▶ _PROBLEM TO WORK ON_
Write the records below out again exactly as given, with no images.

(Web page and app entries)
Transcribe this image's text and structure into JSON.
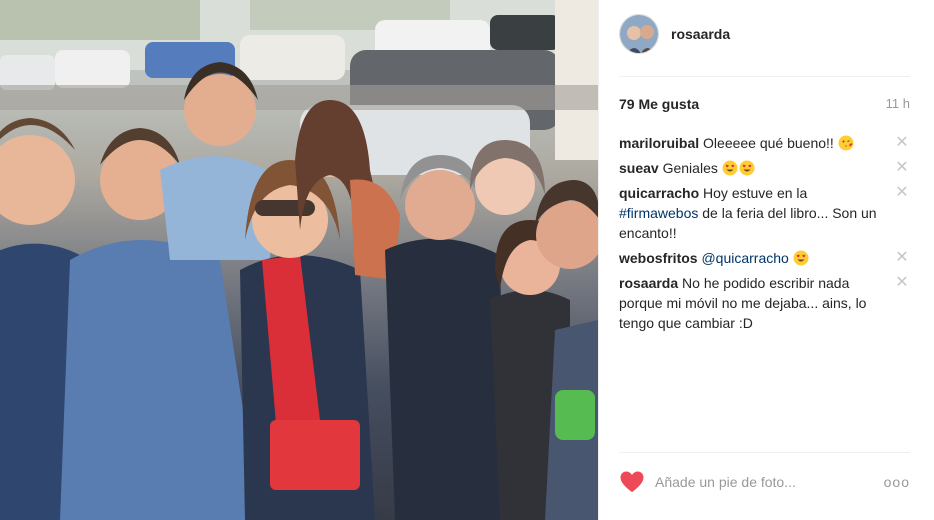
{
  "post": {
    "username": "rosaarda",
    "likes": "79 Me gusta",
    "time": "11 h",
    "photo_alt": "Group selfie"
  },
  "comments": [
    {
      "user": "mariloruibal",
      "parts": [
        {
          "t": "text",
          "v": "Oleeeee qué bueno!!"
        }
      ],
      "emoji": "kiss-emoji"
    },
    {
      "user": "sueav",
      "parts": [
        {
          "t": "text",
          "v": "Geniales"
        }
      ],
      "emoji": "heart-eyes-emoji-x2"
    },
    {
      "user": "quicarracho",
      "parts": [
        {
          "t": "text",
          "v": "Hoy estuve en la "
        },
        {
          "t": "tag",
          "v": "#firmawebos"
        },
        {
          "t": "text",
          "v": " de la feria del libro... Son un encanto!!"
        }
      ],
      "emoji": ""
    },
    {
      "user": "webosfritos",
      "parts": [
        {
          "t": "tag",
          "v": "@quicarracho"
        }
      ],
      "emoji": "heart-eyes-emoji"
    },
    {
      "user": "rosaarda",
      "parts": [
        {
          "t": "text",
          "v": "No he podido escribir nada porque mi móvil no me dejaba... ains, lo tengo que cambiar :D"
        }
      ],
      "emoji": ""
    }
  ],
  "footer": {
    "caption_placeholder": "Añade un pie de foto...",
    "more_label": "ooo"
  },
  "colors": {
    "like_heart": "#ed4956",
    "link": "#003569",
    "muted": "#999999",
    "delete_x": "#c7c7c7"
  },
  "icons": {
    "like": "heart-icon",
    "delete": "close-icon",
    "more": "more-options-icon"
  }
}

▶ _RESPONSE TO THIS TASK_
Transcribe this image's text and structure into JSON.
{
  "post": {
    "username": "rosaarda",
    "likes": "79 Me gusta",
    "time": "11 h",
    "photo_alt": "Group selfie"
  },
  "comments": [
    {
      "user": "mariloruibal",
      "parts": [
        {
          "t": "text",
          "v": "Oleeeee qué bueno!!"
        }
      ],
      "emoji": "kiss-emoji"
    },
    {
      "user": "sueav",
      "parts": [
        {
          "t": "text",
          "v": "Geniales"
        }
      ],
      "emoji": "heart-eyes-emoji-x2"
    },
    {
      "user": "quicarracho",
      "parts": [
        {
          "t": "text",
          "v": "Hoy estuve en la "
        },
        {
          "t": "tag",
          "v": "#firmawebos"
        },
        {
          "t": "text",
          "v": " de la feria del libro... Son un encanto!!"
        }
      ],
      "emoji": ""
    },
    {
      "user": "webosfritos",
      "parts": [
        {
          "t": "tag",
          "v": "@quicarracho"
        }
      ],
      "emoji": "heart-eyes-emoji"
    },
    {
      "user": "rosaarda",
      "parts": [
        {
          "t": "text",
          "v": "No he podido escribir nada porque mi móvil no me dejaba... ains, lo tengo que cambiar :D"
        }
      ],
      "emoji": ""
    }
  ],
  "footer": {
    "caption_placeholder": "Añade un pie de foto...",
    "more_label": "ooo"
  },
  "colors": {
    "like_heart": "#ed4956",
    "link": "#003569",
    "muted": "#999999",
    "delete_x": "#c7c7c7"
  },
  "icons": {
    "like": "heart-icon",
    "delete": "close-icon",
    "more": "more-options-icon"
  }
}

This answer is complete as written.